This clause addresses the DoD NIST 800-171 Assessment Requirement.
This clause, which requires an assessment, applies to Covered Contractor Information Systems (see definition) that are required to comply with NIST SP 800-171 r2. It requires each business to determine based upon the company’s System Security Plan, the implementation status of each NIST 800-171 r2 security requirement – implemented, partially implemented, not implemented or not applicable
If all requirements have been implemented or if the requirement is not applicable, the score will be 110. However, if the requirement applies to the business and it is not fully implemented, the business will use the point value from the assessment table that applies to the requirement and subtract the value from the running total. Note, given the scoring methodology, the assessment score can be negative! The assessment methodology can be accessed from: https://www.acq.osd.mil/dpap/pdi/cyber/docs/NIST%20SP%20800-171%20Assessment%20Methodology%20Version%201.2.1%20%206.24.2020.pdf
To complete the requirements associated with DFARS 252.204-7020, the business needs to review the status of each NIST 800-171 security requirement using its System Security Plan and determine whether the requirement has been implemented or if it has not been implemented. If not, the points associated with it in Annex A are to be subtracted from 110 (running total). Additionally, when the review is complete collect the following six data elements and upload this information to the Supplier Performance Risk System (SPRS) – https://www.sprs.csd.disa.mil/pdf/SPRS_Awardee.pdf
1. Company CAGE code
2. Date the Assessment was performed
3. Assessment Standard
5. Total Summary Score
6. Date a score of 110 will be achieved
At this point in time, the requirement is for each DoD vendor to have –
• System Security Plan
• Plan of Action
• DoD Basic Assessment – with requirement information uploaded to SPRS
The requirements do not specify a minimum score.
All companies, even those that have fully implemented all requirements should periodically review their SSP as required NIST 800-171 r1 3.12.4. Additionally, companies that have a score less than 110 should continue their efforts to correct deficiencies documented in their POA and update their SPRS information as appropriate.
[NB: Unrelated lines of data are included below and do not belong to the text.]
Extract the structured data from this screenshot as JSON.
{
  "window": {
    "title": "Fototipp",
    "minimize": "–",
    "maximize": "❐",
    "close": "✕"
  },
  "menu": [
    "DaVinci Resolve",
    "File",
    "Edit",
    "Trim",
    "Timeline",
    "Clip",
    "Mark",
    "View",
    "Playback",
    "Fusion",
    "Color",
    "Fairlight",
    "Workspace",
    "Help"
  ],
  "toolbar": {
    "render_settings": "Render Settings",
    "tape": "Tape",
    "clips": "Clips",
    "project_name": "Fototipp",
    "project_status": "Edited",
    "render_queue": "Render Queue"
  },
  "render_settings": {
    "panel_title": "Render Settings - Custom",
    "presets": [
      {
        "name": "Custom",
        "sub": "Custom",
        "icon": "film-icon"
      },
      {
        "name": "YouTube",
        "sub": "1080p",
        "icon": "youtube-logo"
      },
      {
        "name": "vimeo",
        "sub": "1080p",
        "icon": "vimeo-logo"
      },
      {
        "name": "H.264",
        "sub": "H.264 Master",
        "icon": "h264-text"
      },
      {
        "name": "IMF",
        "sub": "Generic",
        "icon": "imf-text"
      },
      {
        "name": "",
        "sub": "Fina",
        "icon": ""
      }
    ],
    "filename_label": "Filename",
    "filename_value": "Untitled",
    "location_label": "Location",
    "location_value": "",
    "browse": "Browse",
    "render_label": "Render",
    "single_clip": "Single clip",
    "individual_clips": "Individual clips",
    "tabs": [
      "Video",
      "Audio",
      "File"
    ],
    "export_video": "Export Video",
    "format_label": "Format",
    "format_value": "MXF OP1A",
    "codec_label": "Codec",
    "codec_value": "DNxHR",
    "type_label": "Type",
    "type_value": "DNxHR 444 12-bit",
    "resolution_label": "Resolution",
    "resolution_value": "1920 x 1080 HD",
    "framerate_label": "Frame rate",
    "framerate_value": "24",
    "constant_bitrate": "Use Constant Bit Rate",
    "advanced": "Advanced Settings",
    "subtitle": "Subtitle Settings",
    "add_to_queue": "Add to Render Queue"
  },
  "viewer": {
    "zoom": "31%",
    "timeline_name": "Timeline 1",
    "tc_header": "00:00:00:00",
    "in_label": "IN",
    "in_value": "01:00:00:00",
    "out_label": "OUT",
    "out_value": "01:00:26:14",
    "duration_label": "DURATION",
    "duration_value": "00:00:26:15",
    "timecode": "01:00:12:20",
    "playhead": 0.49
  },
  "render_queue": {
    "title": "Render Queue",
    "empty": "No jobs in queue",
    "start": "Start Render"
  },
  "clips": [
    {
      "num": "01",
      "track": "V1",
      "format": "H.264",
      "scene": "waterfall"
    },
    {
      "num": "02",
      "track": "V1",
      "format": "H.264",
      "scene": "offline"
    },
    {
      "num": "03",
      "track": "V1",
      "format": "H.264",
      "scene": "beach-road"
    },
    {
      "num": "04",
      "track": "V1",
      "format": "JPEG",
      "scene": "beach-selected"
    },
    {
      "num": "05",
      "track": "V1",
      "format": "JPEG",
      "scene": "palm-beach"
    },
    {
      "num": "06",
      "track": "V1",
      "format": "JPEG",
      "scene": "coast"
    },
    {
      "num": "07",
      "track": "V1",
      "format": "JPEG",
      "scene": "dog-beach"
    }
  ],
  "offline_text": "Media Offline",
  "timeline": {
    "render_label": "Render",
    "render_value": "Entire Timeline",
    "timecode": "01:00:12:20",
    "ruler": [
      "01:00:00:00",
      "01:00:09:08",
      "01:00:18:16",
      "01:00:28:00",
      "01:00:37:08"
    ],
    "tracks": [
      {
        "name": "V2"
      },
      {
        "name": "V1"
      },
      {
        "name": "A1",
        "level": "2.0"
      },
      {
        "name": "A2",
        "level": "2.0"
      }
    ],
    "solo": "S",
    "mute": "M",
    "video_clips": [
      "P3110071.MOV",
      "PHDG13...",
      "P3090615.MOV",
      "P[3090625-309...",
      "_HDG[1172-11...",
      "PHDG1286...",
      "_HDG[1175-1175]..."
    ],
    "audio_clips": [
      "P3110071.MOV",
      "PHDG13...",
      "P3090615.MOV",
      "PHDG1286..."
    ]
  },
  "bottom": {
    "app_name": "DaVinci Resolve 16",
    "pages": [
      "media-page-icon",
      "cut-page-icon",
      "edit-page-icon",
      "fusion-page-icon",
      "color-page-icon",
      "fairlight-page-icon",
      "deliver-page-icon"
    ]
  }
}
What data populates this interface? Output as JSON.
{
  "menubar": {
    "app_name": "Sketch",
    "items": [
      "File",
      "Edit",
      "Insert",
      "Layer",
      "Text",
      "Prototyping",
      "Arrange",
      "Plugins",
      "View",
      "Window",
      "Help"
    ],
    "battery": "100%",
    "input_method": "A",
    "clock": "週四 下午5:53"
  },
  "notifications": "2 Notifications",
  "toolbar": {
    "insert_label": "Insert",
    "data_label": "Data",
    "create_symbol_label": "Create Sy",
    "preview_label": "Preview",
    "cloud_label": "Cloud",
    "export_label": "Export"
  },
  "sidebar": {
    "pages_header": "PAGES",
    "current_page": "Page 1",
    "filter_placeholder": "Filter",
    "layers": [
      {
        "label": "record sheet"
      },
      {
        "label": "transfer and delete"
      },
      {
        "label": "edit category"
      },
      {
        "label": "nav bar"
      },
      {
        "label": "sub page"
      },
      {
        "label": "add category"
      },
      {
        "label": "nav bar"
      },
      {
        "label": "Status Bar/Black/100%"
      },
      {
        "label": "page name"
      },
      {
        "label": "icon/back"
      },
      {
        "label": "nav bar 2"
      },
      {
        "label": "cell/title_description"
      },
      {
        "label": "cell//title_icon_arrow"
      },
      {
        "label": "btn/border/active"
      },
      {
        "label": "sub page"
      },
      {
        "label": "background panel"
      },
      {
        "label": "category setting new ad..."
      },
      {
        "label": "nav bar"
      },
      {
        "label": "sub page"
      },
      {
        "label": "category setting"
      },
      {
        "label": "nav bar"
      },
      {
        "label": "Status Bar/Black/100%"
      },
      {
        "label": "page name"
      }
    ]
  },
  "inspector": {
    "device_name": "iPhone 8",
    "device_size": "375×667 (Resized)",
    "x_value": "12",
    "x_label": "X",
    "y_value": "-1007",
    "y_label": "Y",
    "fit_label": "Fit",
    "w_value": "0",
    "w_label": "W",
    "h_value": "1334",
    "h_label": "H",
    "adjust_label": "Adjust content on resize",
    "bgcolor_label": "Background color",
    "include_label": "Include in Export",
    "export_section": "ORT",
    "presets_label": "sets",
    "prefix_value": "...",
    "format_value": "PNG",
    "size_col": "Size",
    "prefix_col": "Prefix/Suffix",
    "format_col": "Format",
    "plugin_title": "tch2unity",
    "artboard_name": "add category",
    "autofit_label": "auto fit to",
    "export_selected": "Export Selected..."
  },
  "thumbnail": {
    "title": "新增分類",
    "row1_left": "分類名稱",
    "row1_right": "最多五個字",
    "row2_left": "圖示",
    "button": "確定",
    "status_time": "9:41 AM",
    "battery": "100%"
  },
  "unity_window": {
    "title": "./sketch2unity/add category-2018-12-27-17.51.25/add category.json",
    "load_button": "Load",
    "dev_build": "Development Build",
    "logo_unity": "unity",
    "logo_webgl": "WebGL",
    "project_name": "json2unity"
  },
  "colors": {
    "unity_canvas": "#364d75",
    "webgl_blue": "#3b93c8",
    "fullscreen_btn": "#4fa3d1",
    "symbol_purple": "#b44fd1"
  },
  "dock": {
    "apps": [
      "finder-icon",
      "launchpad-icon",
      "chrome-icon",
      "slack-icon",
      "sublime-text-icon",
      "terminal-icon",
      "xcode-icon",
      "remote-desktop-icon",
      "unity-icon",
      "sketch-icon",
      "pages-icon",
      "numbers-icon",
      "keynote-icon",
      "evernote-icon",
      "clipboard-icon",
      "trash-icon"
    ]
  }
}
These requirements will be in place until the CMMC program is fully operational. Currently, the expected date for the transition from using the Basic Assessment to CMMC certifications is October 1, 2025.
[last updated 9-24-2021]